IBIO Neuroassembly Lecture Series
Speaker: Prof. Tobias Donner
Title: From Computation to Large-scale Neural Circuitry in Belief Updating
Date and time: Tuesday, 11th of October, 4pm
Venue: Ebbinghaus Room, Leibniz-Institute for Neurobiology (LIN)
*****Please note, this talk is in person only*****
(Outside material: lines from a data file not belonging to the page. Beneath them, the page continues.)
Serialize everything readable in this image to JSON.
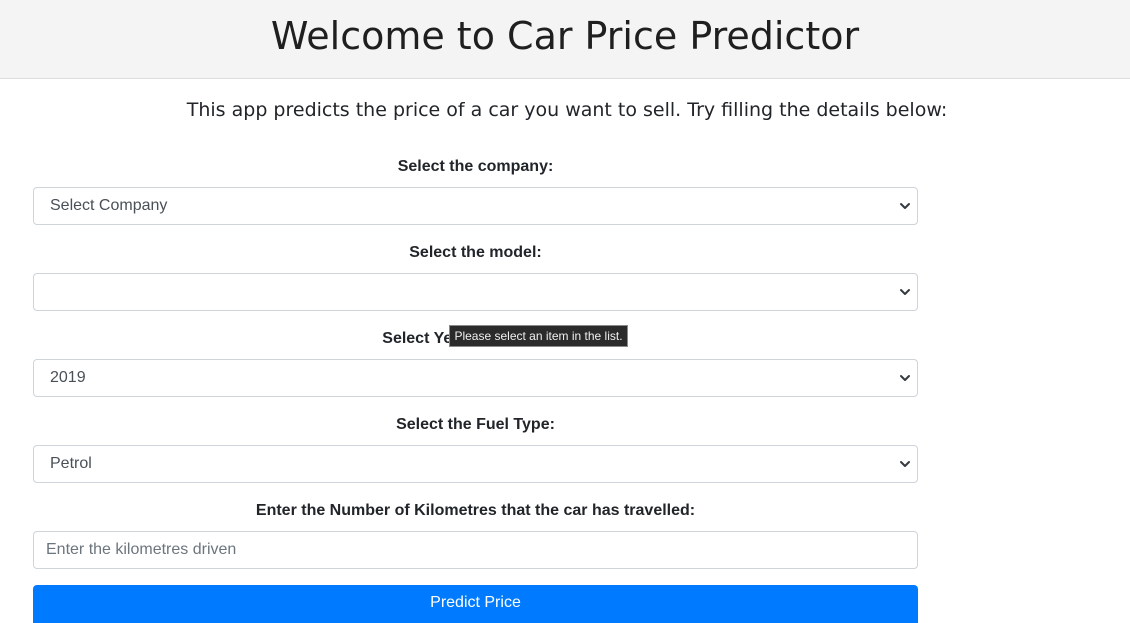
{
  "header": {
    "title": "Welcome to Car Price Predictor"
  },
  "subtitle": "This app predicts the price of a car you want to sell. Try filling the details below:",
  "form": {
    "company": {
      "label": "Select the company:",
      "value": "Select Company"
    },
    "model": {
      "label": "Select the model:",
      "value": ""
    },
    "year": {
      "label": "Select Year of Purchase:",
      "label_visible": "Select Ye",
      "value": "2019"
    },
    "fuel": {
      "label": "Select the Fuel Type:",
      "value": "Petrol"
    },
    "kms": {
      "label": "Enter the Number of Kilometres that the car has travelled:",
      "placeholder": "Enter the kilometres driven"
    },
    "submit_label": "Predict Price"
  },
  "tooltip": "Please select an item in the list."
}
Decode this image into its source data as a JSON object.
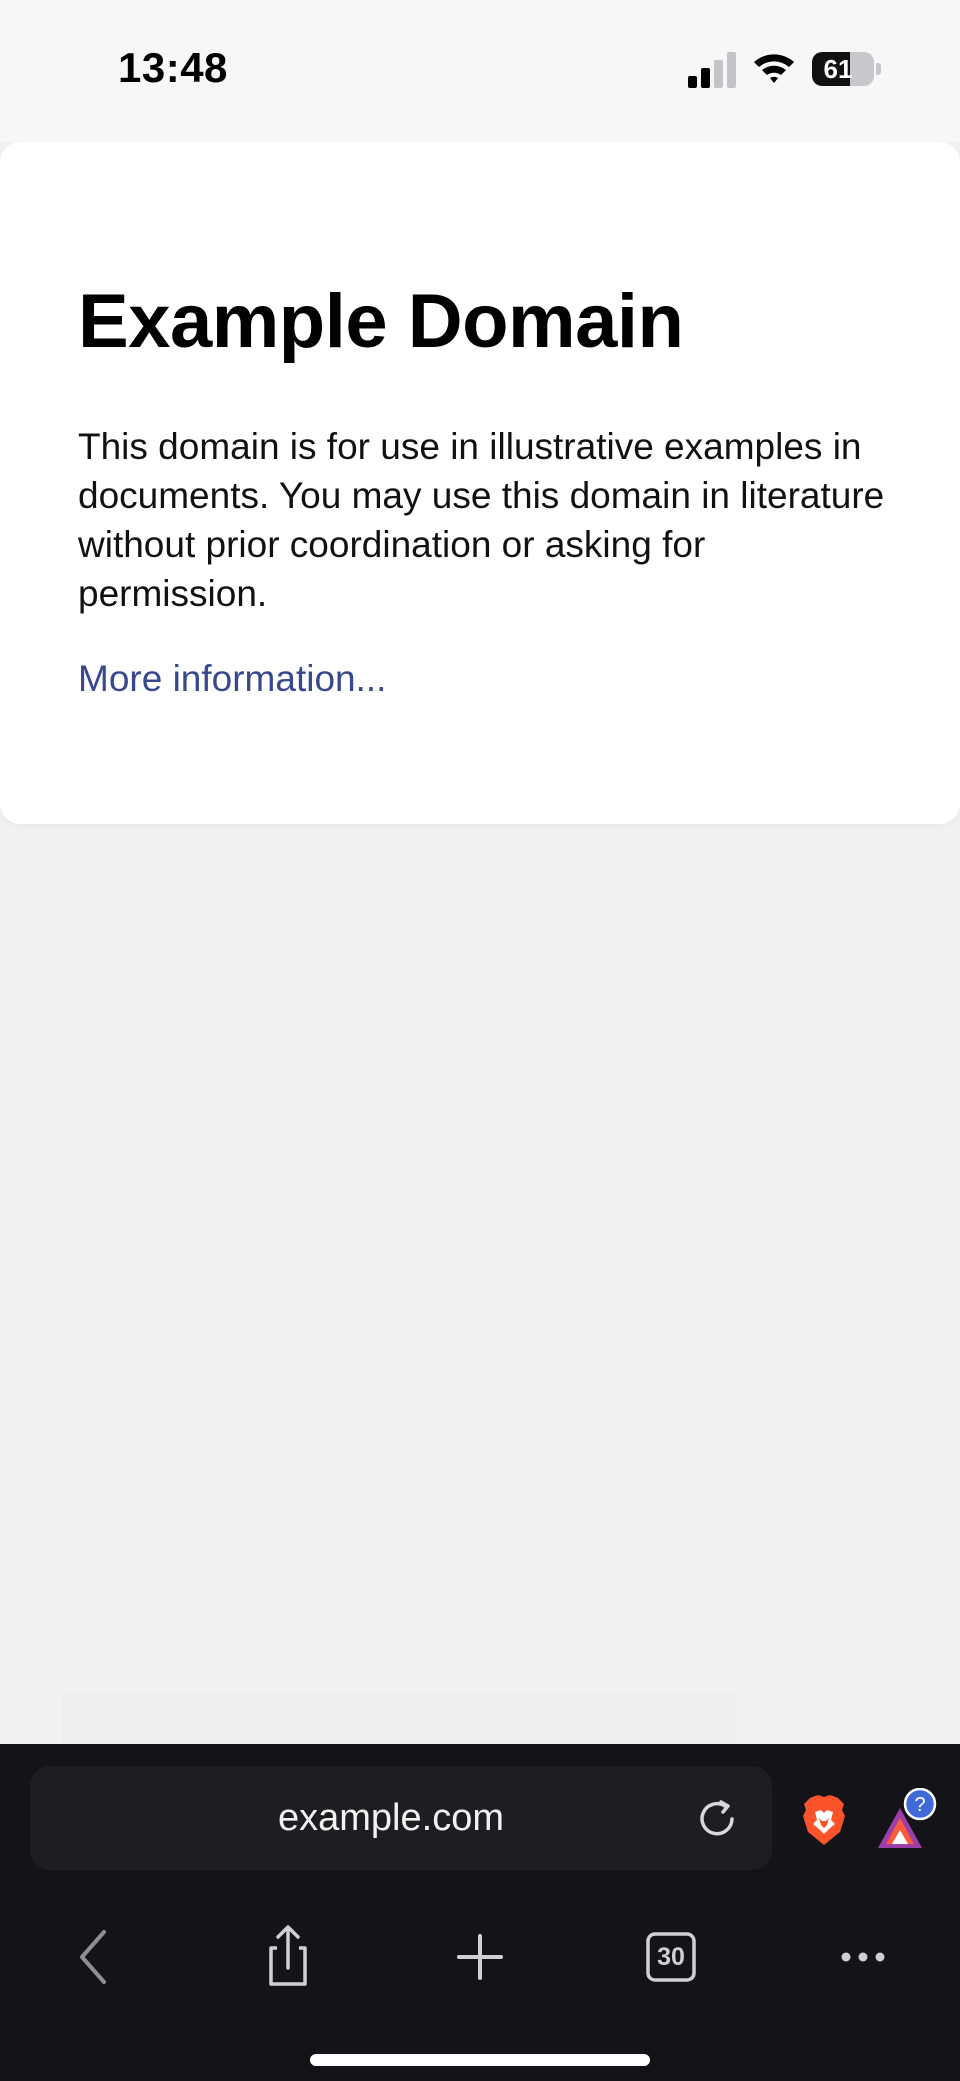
{
  "status_bar": {
    "time": "13:48",
    "battery_level": "61",
    "battery_fraction": 0.61,
    "icons": [
      "signal-icon",
      "wifi-icon",
      "battery-icon"
    ]
  },
  "page": {
    "heading": "Example Domain",
    "paragraph": "This domain is for use in illustrative examples in documents. You may use this domain in literature without prior coordination or asking for permission.",
    "link_text": "More information...",
    "link_color": "#38488f"
  },
  "toolbar": {
    "url": "example.com",
    "tabs_count": "30",
    "icons": [
      "reload-icon",
      "brave-shield-icon",
      "brave-rewards-icon",
      "back-icon",
      "share-icon",
      "new-tab-icon",
      "tabs-icon",
      "more-icon"
    ],
    "background_color": "#141418",
    "brave_orange": "#fb542b",
    "rewards_badge_color": "#3f6ad8"
  }
}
Many decisions under uncertainty entail dynamic belief updating: multiple pieces of evidence informing about the state of the environment are accumulated across time to infer the environmental state, and choose a corresponding action. Traditionally, this process has been conceptualized as a linear and perfect (i.e., without loss) integration of sensory information along purely feedforward sensory-motor pathways. Yet, natural environments can undergo hidden changes in their state, which requires a non-linear accumulation of decision evidence that strikes a tradeoff between stability and flexibility in response to change. How this adaptive computation is implemented in the brain has remained unknown. In this talk, I will present an approach that my laboratory has developed to identify evidence accumulation signatures in human behavior and neural population activity (measured with magnetoencephalography, MEG), across a large number of cortical areas. Applying this approach to data recorded during visual evidence accumulation tasks with change-points, we find that behavior and neural activity in frontal and parietal regions involved in motor planning exhibit hallmarks signatures of adaptive evidence accumulation. The same signatures of adaptive behavior and neural activity emerge naturally from simulations of a biophysically detailed model of a recunent cortical microcircuit. The MEG data further show that decision dynamics in parietal and frontal cortex are mirrored by a selective modulation of the state of early visual cortex. This state modulation is (i) specifically expressed in the alpha frequency-band, (ii) consistent with feedback of evolving belief states from frontal cortex, (iii) dependent on the environmental volatility, and (iv) amplified by pupil-linked arousal responses during evidence accumulation. Our findings link normative decision computations to recurrent cortical circuit dynamics and highlight the adaptive nature of decision-related feedback processing in the brain.